■ **Exercise objective**
Please write out exactly the lines that begin at the line containing "Serialize everything readable" and run to the end of the records.

■ **The data**
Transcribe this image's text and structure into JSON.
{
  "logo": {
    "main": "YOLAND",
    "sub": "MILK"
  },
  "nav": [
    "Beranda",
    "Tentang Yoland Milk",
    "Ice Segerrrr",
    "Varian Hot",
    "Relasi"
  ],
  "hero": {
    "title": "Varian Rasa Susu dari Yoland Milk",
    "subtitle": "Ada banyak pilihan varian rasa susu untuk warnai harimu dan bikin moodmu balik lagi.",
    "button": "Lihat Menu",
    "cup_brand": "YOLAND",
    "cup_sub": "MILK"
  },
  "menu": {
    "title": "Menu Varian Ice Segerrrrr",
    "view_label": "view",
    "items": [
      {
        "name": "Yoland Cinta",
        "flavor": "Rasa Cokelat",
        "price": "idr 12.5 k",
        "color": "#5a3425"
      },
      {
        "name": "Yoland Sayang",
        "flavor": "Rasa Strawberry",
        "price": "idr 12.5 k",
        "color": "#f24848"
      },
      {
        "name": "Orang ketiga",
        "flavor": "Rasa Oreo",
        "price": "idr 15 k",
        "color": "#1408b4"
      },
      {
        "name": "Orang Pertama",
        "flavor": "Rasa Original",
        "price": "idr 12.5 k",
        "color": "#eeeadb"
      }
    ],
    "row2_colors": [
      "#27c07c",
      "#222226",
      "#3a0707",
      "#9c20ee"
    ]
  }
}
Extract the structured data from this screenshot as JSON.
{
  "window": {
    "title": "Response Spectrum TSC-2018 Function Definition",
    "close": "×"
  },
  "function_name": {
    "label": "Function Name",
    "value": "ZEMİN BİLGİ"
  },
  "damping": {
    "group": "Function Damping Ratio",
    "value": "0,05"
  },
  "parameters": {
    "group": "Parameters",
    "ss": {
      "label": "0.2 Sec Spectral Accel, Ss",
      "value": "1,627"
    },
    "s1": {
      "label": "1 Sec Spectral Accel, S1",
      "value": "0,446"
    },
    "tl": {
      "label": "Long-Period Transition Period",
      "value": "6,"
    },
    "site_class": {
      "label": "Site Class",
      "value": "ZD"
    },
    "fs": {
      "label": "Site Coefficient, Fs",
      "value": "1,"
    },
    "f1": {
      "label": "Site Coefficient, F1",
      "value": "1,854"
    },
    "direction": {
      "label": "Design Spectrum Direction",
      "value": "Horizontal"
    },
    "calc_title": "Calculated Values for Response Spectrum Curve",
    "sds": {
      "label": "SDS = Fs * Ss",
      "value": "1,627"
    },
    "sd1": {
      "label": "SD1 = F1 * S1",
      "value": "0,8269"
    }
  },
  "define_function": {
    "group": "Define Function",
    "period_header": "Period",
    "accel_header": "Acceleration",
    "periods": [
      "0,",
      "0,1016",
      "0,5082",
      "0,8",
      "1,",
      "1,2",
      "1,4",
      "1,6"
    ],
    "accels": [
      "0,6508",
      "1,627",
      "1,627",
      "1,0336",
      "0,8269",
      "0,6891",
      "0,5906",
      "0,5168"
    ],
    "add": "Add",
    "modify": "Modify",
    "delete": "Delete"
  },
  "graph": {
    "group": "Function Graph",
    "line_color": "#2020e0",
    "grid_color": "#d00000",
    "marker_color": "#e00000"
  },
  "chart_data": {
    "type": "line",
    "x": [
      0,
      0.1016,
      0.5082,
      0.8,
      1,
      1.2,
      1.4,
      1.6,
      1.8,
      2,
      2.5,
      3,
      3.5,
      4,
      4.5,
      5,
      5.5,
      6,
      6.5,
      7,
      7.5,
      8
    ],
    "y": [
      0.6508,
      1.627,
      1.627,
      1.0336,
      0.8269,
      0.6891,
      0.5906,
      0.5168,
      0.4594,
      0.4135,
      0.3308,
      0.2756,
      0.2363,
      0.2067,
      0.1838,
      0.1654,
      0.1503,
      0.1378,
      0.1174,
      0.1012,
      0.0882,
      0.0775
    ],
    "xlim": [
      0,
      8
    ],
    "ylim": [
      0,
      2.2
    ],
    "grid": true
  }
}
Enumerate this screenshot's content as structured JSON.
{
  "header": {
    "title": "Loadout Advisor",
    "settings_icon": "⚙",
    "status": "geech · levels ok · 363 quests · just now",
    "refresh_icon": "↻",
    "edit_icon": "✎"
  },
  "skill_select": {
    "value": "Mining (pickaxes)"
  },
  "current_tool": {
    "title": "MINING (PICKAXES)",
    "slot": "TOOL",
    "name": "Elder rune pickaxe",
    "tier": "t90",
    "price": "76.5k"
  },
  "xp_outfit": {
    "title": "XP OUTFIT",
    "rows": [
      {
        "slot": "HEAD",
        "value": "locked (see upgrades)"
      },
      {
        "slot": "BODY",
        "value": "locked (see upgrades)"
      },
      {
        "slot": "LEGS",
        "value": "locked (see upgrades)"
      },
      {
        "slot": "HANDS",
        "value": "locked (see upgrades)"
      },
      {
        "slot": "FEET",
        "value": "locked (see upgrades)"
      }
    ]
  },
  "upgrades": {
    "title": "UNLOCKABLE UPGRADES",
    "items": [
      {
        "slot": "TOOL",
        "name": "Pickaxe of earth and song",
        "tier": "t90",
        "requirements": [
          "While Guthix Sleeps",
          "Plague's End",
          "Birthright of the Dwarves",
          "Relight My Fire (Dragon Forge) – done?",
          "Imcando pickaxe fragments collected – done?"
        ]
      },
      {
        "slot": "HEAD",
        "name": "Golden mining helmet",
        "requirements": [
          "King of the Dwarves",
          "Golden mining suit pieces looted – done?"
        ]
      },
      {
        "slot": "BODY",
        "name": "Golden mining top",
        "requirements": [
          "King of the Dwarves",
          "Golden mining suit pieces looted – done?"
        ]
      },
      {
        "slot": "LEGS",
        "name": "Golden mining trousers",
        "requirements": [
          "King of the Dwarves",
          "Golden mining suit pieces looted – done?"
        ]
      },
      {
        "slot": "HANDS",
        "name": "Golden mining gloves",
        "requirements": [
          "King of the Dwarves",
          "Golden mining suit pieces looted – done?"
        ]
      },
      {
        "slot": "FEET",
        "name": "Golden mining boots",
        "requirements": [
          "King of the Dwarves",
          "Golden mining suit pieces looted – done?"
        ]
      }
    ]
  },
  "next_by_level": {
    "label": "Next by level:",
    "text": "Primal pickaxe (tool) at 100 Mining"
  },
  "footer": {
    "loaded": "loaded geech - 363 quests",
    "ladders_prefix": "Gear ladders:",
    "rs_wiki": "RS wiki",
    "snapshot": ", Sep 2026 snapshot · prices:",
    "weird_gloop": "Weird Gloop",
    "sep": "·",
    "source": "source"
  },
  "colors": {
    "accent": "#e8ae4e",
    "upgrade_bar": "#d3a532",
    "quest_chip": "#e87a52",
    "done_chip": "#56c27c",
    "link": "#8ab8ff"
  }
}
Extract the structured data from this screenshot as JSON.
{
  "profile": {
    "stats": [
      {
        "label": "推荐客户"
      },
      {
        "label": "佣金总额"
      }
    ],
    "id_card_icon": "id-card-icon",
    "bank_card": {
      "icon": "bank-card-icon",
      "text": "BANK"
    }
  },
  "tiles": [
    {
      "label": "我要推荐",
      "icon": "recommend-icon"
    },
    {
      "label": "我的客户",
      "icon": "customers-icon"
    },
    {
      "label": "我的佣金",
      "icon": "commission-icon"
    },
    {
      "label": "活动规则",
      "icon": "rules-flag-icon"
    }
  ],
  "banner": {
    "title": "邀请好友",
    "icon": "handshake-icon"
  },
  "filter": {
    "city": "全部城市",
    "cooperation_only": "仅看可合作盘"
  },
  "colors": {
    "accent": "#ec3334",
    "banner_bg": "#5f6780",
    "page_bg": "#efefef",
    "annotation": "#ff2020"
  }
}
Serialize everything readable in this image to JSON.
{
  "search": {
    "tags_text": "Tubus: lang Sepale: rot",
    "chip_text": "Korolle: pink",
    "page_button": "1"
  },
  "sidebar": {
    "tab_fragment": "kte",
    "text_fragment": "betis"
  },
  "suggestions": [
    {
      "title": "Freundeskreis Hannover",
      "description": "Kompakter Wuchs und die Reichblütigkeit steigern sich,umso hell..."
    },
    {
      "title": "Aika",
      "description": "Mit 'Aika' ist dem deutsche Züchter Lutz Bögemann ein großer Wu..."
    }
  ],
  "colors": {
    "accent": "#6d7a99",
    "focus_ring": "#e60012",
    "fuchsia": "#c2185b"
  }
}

■ **Answer to the problem**
Serialize everything readable in this image to JSON.
{
  "search": {
    "tags_text": "Tubus: lang Sepale: rot",
    "chip_text": "Korolle: pink",
    "page_button": "1"
  },
  "sidebar": {
    "tab_fragment": "kte",
    "text_fragment": "betis"
  },
  "suggestions": [
    {
      "title": "Freundeskreis Hannover",
      "description": "Kompakter Wuchs und die Reichblütigkeit steigern sich,umso hell..."
    },
    {
      "title": "Aika",
      "description": "Mit 'Aika' ist dem deutsche Züchter Lutz Bögemann ein großer Wu..."
    }
  ],
  "colors": {
    "accent": "#6d7a99",
    "focus_ring": "#e60012",
    "fuchsia": "#c2185b"
  }
}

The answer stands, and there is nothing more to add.